Even before the pandemic altered the physician employment landscape, experienced physicians and medical program directors seemed unanimous in one bit of advice to job-seeking residents and fellows: Start sooner than you think you should.
"I always say earlier is better, but with the pandemic, even more so," says Vivian Hernandez-Trujillo, M.D., fellowship training program director of allergy and immunology at Nicklaus Children’s Hospital in Miami.
It makes sense to respond to this challenging situation proactively, and there’s much physicians can do to ensure they launch an effective search - even in advance of applying and interviewing. Yet there is one thing they have no control over: the timing of organizational recruiting.
As an in-house recruiter, your goals are determined by larger organizational imperatives. You may not control the timing of your search initiatives, either - and the situation likely varies by specialty. But there may be steps you can take to help physicians who are starting career planning earlier.

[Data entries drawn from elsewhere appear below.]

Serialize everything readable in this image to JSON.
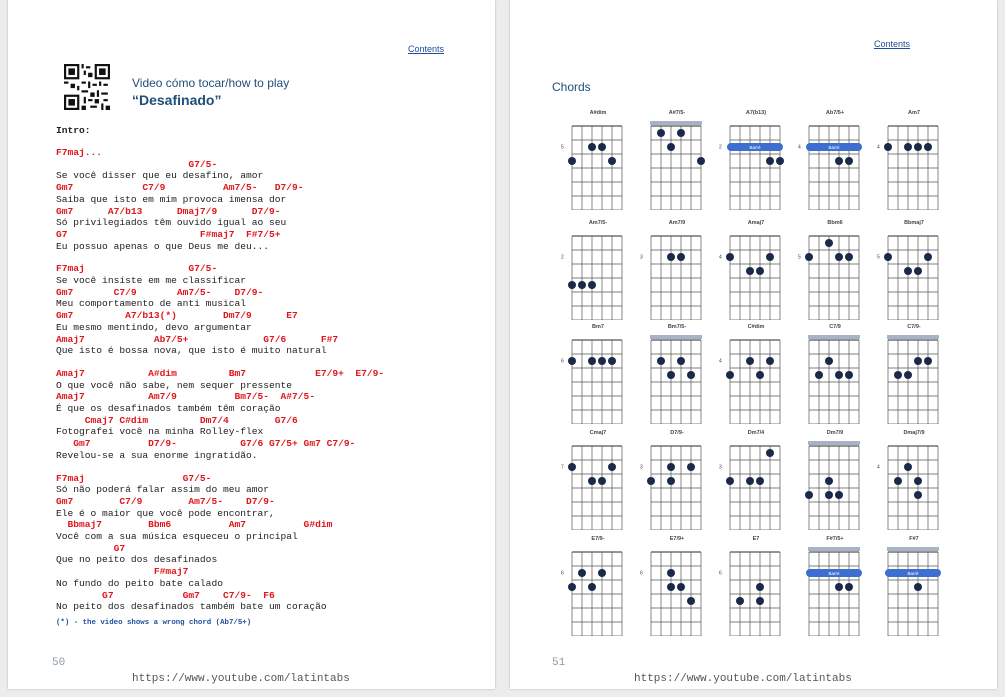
{
  "left_page": {
    "contents_link": "Contents",
    "video_line1": "Video cómo tocar/how to play",
    "video_line2": "“Desafinado”",
    "intro": "Intro:",
    "lines": [
      {
        "t": "c",
        "text": "F7maj..."
      },
      {
        "t": "c",
        "text": "                       G7/5-"
      },
      {
        "t": "l",
        "text": "Se você disser que eu desafino, amor"
      },
      {
        "t": "c",
        "text": "Gm7            C7/9          Am7/5-   D7/9-"
      },
      {
        "t": "l",
        "text": "Saiba que isto em mim provoca imensa dor"
      },
      {
        "t": "c",
        "text": "Gm7      A7/b13      Dmaj7/9      D7/9-"
      },
      {
        "t": "l",
        "text": "Só privilegiados têm ouvido igual ao seu"
      },
      {
        "t": "c",
        "text": "G7                       F#maj7  F#7/5+"
      },
      {
        "t": "l",
        "text": "Eu possuo apenas o que Deus me deu..."
      },
      {
        "t": "b",
        "text": ""
      },
      {
        "t": "c",
        "text": "F7maj                  G7/5-"
      },
      {
        "t": "l",
        "text": "Se você insiste em me classificar"
      },
      {
        "t": "c",
        "text": "Gm7       C7/9       Am7/5-    D7/9-"
      },
      {
        "t": "l",
        "text": "Meu comportamento de anti musical"
      },
      {
        "t": "c",
        "text": "Gm7         A7/b13(*)        Dm7/9      E7"
      },
      {
        "t": "l",
        "text": "Eu mesmo mentindo, devo argumentar"
      },
      {
        "t": "c",
        "text": "Amaj7            Ab7/5+             G7/6      F#7"
      },
      {
        "t": "l",
        "text": "Que isto é bossa nova, que isto é muito natural"
      },
      {
        "t": "b",
        "text": ""
      },
      {
        "t": "c",
        "text": "Amaj7           A#dim         Bm7            E7/9+  E7/9-"
      },
      {
        "t": "l",
        "text": "O que você não sabe, nem sequer pressente"
      },
      {
        "t": "c",
        "text": "Amaj7           Am7/9          Bm7/5-  A#7/5-"
      },
      {
        "t": "l",
        "text": "É que os desafinados também têm coração"
      },
      {
        "t": "c",
        "text": "     Cmaj7 C#dim         Dm7/4        G7/6"
      },
      {
        "t": "l",
        "text": "Fotografei você na minha Rolley-flex"
      },
      {
        "t": "c",
        "text": "   Gm7          D7/9-           G7/6 G7/5+ Gm7 C7/9-"
      },
      {
        "t": "l",
        "text": "Revelou-se a sua enorme ingratidão."
      },
      {
        "t": "b",
        "text": ""
      },
      {
        "t": "c",
        "text": "F7maj                 G7/5-"
      },
      {
        "t": "l",
        "text": "Só não poderá falar assim do meu amor"
      },
      {
        "t": "c",
        "text": "Gm7        C7/9        Am7/5-    D7/9-"
      },
      {
        "t": "l",
        "text": "Ele é o maior que você pode encontrar,"
      },
      {
        "t": "c",
        "text": "  Bbmaj7        Bbm6          Am7          G#dim"
      },
      {
        "t": "l",
        "text": "Você com a sua música esqueceu o principal"
      },
      {
        "t": "c",
        "text": "          G7"
      },
      {
        "t": "l",
        "text": "Que no peito dos desafinados"
      },
      {
        "t": "c",
        "text": "                 F#maj7"
      },
      {
        "t": "l",
        "text": "No fundo do peito bate calado"
      },
      {
        "t": "c",
        "text": "        G7            Gm7    C7/9-  F6"
      },
      {
        "t": "l",
        "text": "No peito dos desafinados também bate um coração"
      }
    ],
    "note": "(*) - the video shows a wrong chord (Ab7/5+)",
    "page_number": "50",
    "footer_url": "https://www.youtube.com/latintabs"
  },
  "right_page": {
    "contents_link": "Contents",
    "heading": "Chords",
    "diagrams": [
      {
        "name": "A#dim"
      },
      {
        "name": "A#7/5-"
      },
      {
        "name": "A7(b13)"
      },
      {
        "name": "Ab7/5+"
      },
      {
        "name": "Am7"
      },
      {
        "name": "Am7/5-"
      },
      {
        "name": "Am7/9"
      },
      {
        "name": "Amaj7"
      },
      {
        "name": "Bbm6"
      },
      {
        "name": "Bbmaj7"
      },
      {
        "name": "Bm7"
      },
      {
        "name": "Bm7/5-"
      },
      {
        "name": "C#dim"
      },
      {
        "name": "C7/9"
      },
      {
        "name": "C7/9-"
      },
      {
        "name": "Cmaj7"
      },
      {
        "name": "D7/9-"
      },
      {
        "name": "Dm7/4"
      },
      {
        "name": "Dm7/9"
      },
      {
        "name": "Dmaj7/9"
      },
      {
        "name": "E7/9-"
      },
      {
        "name": "E7/9+"
      },
      {
        "name": "E7"
      },
      {
        "name": "F#7/5+"
      },
      {
        "name": "F#7"
      }
    ],
    "page_number": "51",
    "footer_url": "https://www.youtube.com/latintabs"
  },
  "colors": {
    "chord_red": "#e0161c",
    "link_blue": "#1f4e9a",
    "heading_blue": "#1f4e79",
    "dot_navy": "#1b2a4a",
    "barre_blue": "#3d6fd0"
  }
}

Share as much information as possible
One step that could help candidates is for your organization to publish more information about practice culture and models of care.
Alexandra Ristow, M.D., a primary care physician in Tampa, recalls that she had learned enough from colleagues in her residency to know she was looking for a different primary care model than conventional fee-for-service. But when she went to the internet to look for potential employers, it was hard to find any information that identified organizations using the team-based approach she was eager to try.
"I tried searching ’innovative primary care’ and ’team-based model’ to see if anyone had identified themselves that way," but she found few results.
Perhaps this is not surprising, since practice websites typically aim at patients more than prospective hires, and patients may be confused by terms like "patient-centered medical home" or "value-based care." Not publicizing these kinds of clinical philosophies and structures may be keeping your organization’s brightest recruitment light under a bushel, however. As a result, you may not be connecting with candidates at all levels of experience who have the best chance of fitting in well and being excited about your mission.
Many organizations feel a heightened need to know their physician teams are committed to the mission and willing to pivot if changes in utilization demands it. This suggests hiring for fit is more important than ever, yet mistakes on both the employer and employee’s part are not uncommon.
Physicians who found they’d accepted a job that wasn’t right for them often report that they weren’t encouraged to talk to enough people who could tell them what the culture was like for doctors.
"I think a lot of times physicians don’t take the time to chat with other employees of the practice or the company," says Brooke Grant Jeffy, M.D., a dermatologist in the Phoenix area. "Looking back, I’ve had some experiences that have led me to conclude this was the most important step when you come out of training and you’re looking for your first job. Employers who want to have a good relationship and keep the employee long term should offer that up."
Encourage open, on-going communication
Along the same lines, in-house recruiters might consider making it easier for candidates to inquire earlier and stay in touch, even when no job is technically open yet. Physicians who are soon to graduate may be reluctant to inquire about working with your organization if they don’t see a posting inviting them to apply. By alleviating concerns about "bothering" you with an unwanted application, a channel that lets physicians express their interest while making clear your needs are not yet firm can help ensure you don’t miss out on a candidate who could be an ideal fit.